Copy out each line of the listing below in which the string "team" occurs.

[[ Source information, beginning ]]

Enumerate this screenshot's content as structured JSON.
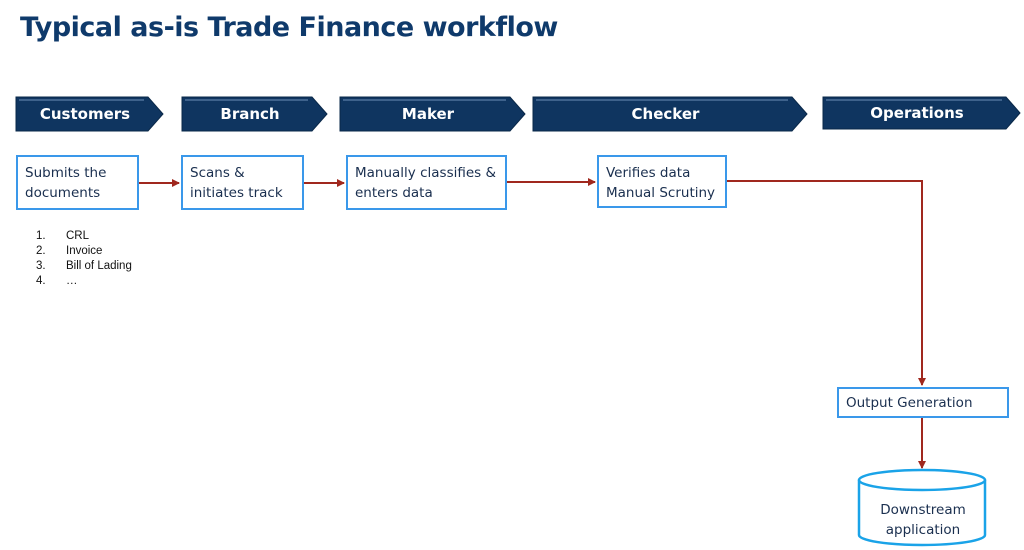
{
  "title": "Typical as-is Trade Finance workflow",
  "lanes": [
    {
      "label": "Customers"
    },
    {
      "label": "Branch"
    },
    {
      "label": "Maker"
    },
    {
      "label": "Checker"
    },
    {
      "label": "Operations"
    }
  ],
  "steps": {
    "customers": {
      "line1": "Submits the",
      "line2": "documents"
    },
    "branch": {
      "line1": "Scans &",
      "line2": "initiates track"
    },
    "maker": {
      "line1": "Manually classifies &",
      "line2": "enters data"
    },
    "checker": {
      "line1": "Verifies data",
      "line2": "Manual Scrutiny"
    },
    "operations": {
      "line1": "Output Generation"
    }
  },
  "documents": [
    {
      "num": "1.",
      "label": "CRL"
    },
    {
      "num": "2.",
      "label": "Invoice"
    },
    {
      "num": "3.",
      "label": "Bill of Lading"
    },
    {
      "num": "4.",
      "label": "…"
    }
  ],
  "downstream": {
    "line1": "Downstream",
    "line2": "application"
  },
  "colors": {
    "lane_fill": "#0f3560",
    "box_border": "#3a98ea",
    "arrow": "#a0281e",
    "cylinder": "#1aa3e8",
    "title": "#0f3a6b"
  }
}
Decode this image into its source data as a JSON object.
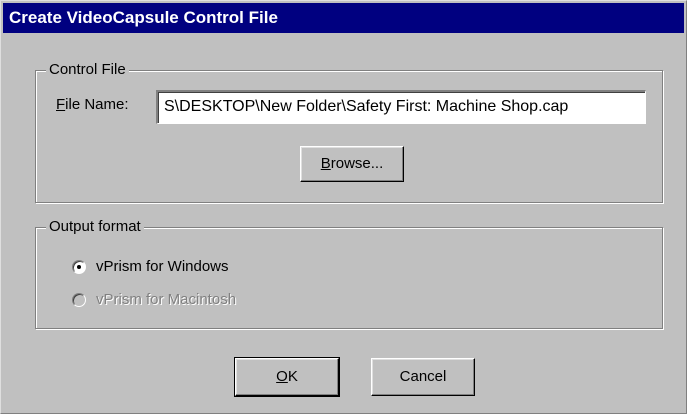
{
  "window": {
    "title": "Create VideoCapsule Control File"
  },
  "control_file": {
    "legend": "Control File",
    "file_name_label_mnemonic": "F",
    "file_name_label_rest": "ile Name:",
    "file_name_value": "S\\DESKTOP\\New Folder\\Safety First: Machine Shop.cap",
    "browse_mnemonic": "B",
    "browse_rest": "rowse..."
  },
  "output_format": {
    "legend": "Output format",
    "options": [
      {
        "label": "vPrism for Windows",
        "selected": true,
        "enabled": true
      },
      {
        "label": "vPrism for Macintosh",
        "selected": false,
        "enabled": false
      }
    ]
  },
  "buttons": {
    "ok_mnemonic": "O",
    "ok_rest": "K",
    "cancel": "Cancel"
  }
}
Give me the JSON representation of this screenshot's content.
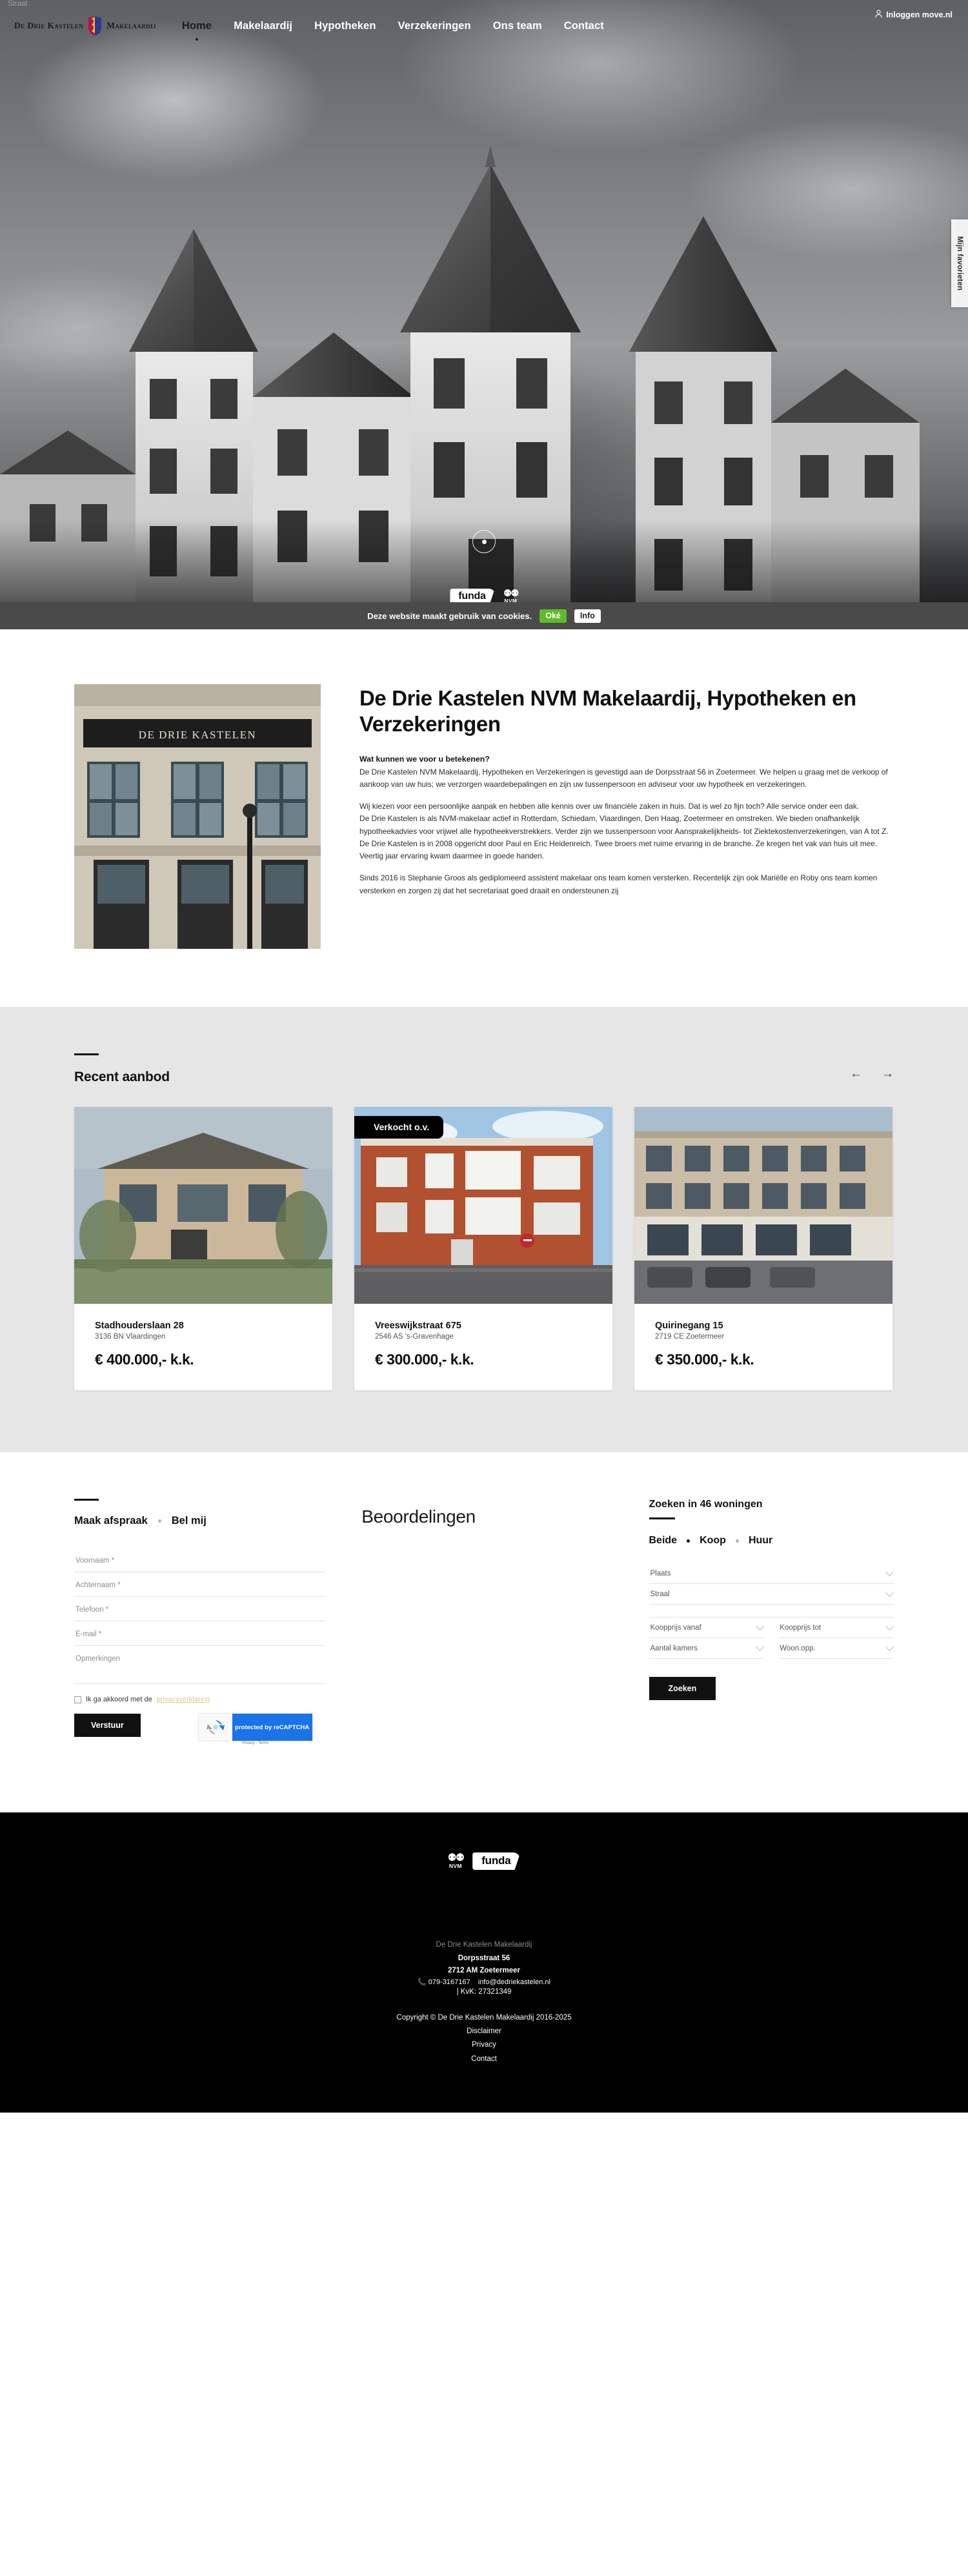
{
  "nav": {
    "logo_left": "De Drie Kastelen",
    "logo_right": "Makelaardij",
    "links": [
      {
        "label": "Home",
        "active": true
      },
      {
        "label": "Makelaardij",
        "active": false
      },
      {
        "label": "Hypotheken",
        "active": false
      },
      {
        "label": "Verzekeringen",
        "active": false
      },
      {
        "label": "Ons team",
        "active": false
      },
      {
        "label": "Contact",
        "active": false
      }
    ],
    "login_label": "Inloggen move.nl",
    "favorites_tab": "Mijn favorieten"
  },
  "hero": {
    "funda_badge": "funda",
    "nvm_badge": "NVM"
  },
  "cookie": {
    "message": "Deze website maakt gebruik van cookies.",
    "accept_label": "Oké",
    "info_label": "Info",
    "accept_color": "#5fbb27"
  },
  "about": {
    "title": "De Drie Kastelen NVM Makelaardij, Hypotheken en Verzekeringen",
    "lead": "Wat kunnen we voor u betekenen?",
    "paragraphs": [
      "De Drie Kastelen NVM Makelaardij, Hypotheken en Verzekeringen is gevestigd aan de Dorpsstraat 56 in Zoetermeer. We helpen u graag met de verkoop of aankoop van uw huis; we verzorgen waardebepalingen en zijn uw tussenpersoon en adviseur voor uw hypotheek en verzekeringen.",
      "Wij kiezen voor een persoonlijke aanpak en hebben alle kennis over uw financiële zaken in huis. Dat is wel zo fijn toch? Alle service onder een dak.\nDe Drie Kastelen is als NVM-makelaar actief in Rotterdam, Schiedam, Vlaardingen, Den Haag,  Zoetermeer en omstreken. We bieden onafhankelijk hypotheekadvies voor vrijwel alle hypotheekverstrekkers. Verder zijn we tussenpersoon voor Aansprakelijkheids-  tot Ziektekostenverzekeringen, van A tot Z.\nDe Drie Kastelen is in 2008 opgericht door Paul en Eric Heidenreich. Twee broers met ruime ervaring in de branche. Ze kregen het vak van huis uit mee. Veertig jaar ervaring kwam daarmee in goede handen.",
      "Sinds 2016 is Stephanie Groos als gediplomeerd assistent makelaar ons team komen versterken. Recentelijk zijn ook Mariëlle en Roby ons team komen versterken en zorgen zij dat het secretariaat goed draait en ondersteunen zij"
    ],
    "photo_sign": "DE DRIE KASTELEN"
  },
  "aanbod": {
    "title": "Recent aanbod",
    "prev_icon": "arrow-left-icon",
    "next_icon": "arrow-right-icon",
    "cards": [
      {
        "address": "Stadhouderslaan 28",
        "zip": "3136 BN Vlaardingen",
        "price": "€ 400.000,- k.k.",
        "badge": ""
      },
      {
        "address": "Vreeswijkstraat 675",
        "zip": "2546 AS 's-Gravenhage",
        "price": "€ 300.000,- k.k.",
        "badge": "Verkocht o.v."
      },
      {
        "address": "Quirinegang 15",
        "zip": "2719 CE Zoetermeer",
        "price": "€ 350.000,- k.k.",
        "badge": ""
      }
    ]
  },
  "contact": {
    "tab_appointment": "Maak afspraak",
    "tab_call": "Bel mij",
    "fields": [
      {
        "placeholder": "Voornaam *",
        "value": ""
      },
      {
        "placeholder": "Achternaam *",
        "value": ""
      },
      {
        "placeholder": "Telefoon *",
        "value": ""
      },
      {
        "placeholder": "E-mail *",
        "value": ""
      },
      {
        "placeholder": "Opmerkingen",
        "value": ""
      }
    ],
    "consent_text": "Ik ga akkoord met de",
    "consent_link": "privacyverklaring",
    "submit_label": "Verstuur",
    "recaptcha_label": "protected by reCAPTCHA",
    "recaptcha_footer": "Privacy - Terms"
  },
  "reviews": {
    "title": "Beoordelingen"
  },
  "search": {
    "title": "Zoeken in 46 woningen",
    "segments": [
      {
        "label": "Beide",
        "active": true
      },
      {
        "label": "Koop",
        "active": false
      },
      {
        "label": "Huur",
        "active": false
      }
    ],
    "selects": [
      {
        "label": "Plaats",
        "placeholder": false
      },
      {
        "label": "Straal",
        "placeholder": false
      },
      {
        "label": "Straat",
        "placeholder": true
      }
    ],
    "price_from": "Koopprijs vanaf",
    "price_to": "Koopprijs tot",
    "rooms": "Aantal kamers",
    "area": "Woon.opp.",
    "button": "Zoeken"
  },
  "footer": {
    "nvm": "NVM",
    "funda": "funda",
    "company": "De Drie Kastelen Makelaardij",
    "street": "Dorpsstraat 56",
    "city": "2712 AM Zoetermeer",
    "phone": "079-3167167",
    "email": "info@dedriekastelen.nl",
    "kvk": "| KvK: 27321349",
    "copyright": "Copyright © De Drie Kastelen Makelaardij 2016-2025",
    "links": [
      "Disclaimer",
      "Privacy",
      "Contact"
    ]
  }
}
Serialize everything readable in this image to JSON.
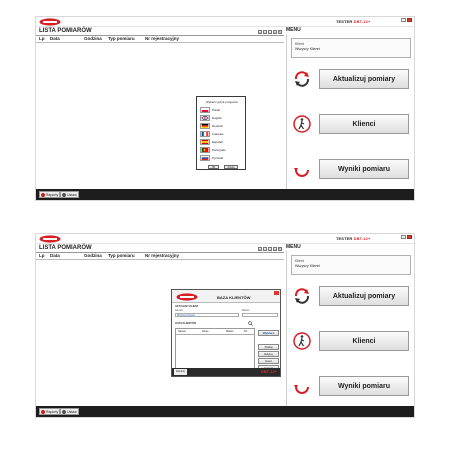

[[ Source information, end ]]

* _Written answer_
        "label": "Ons team",
      "Sinds 2016 is Stephanie Groos als gediplomeerd assistent makelaar ons team komen versterken. Recentelijk zijn ook Mariëlle en Roby ons team komen versterken en zorgen zij dat het secretariaat goed draait en ondersteunen zij"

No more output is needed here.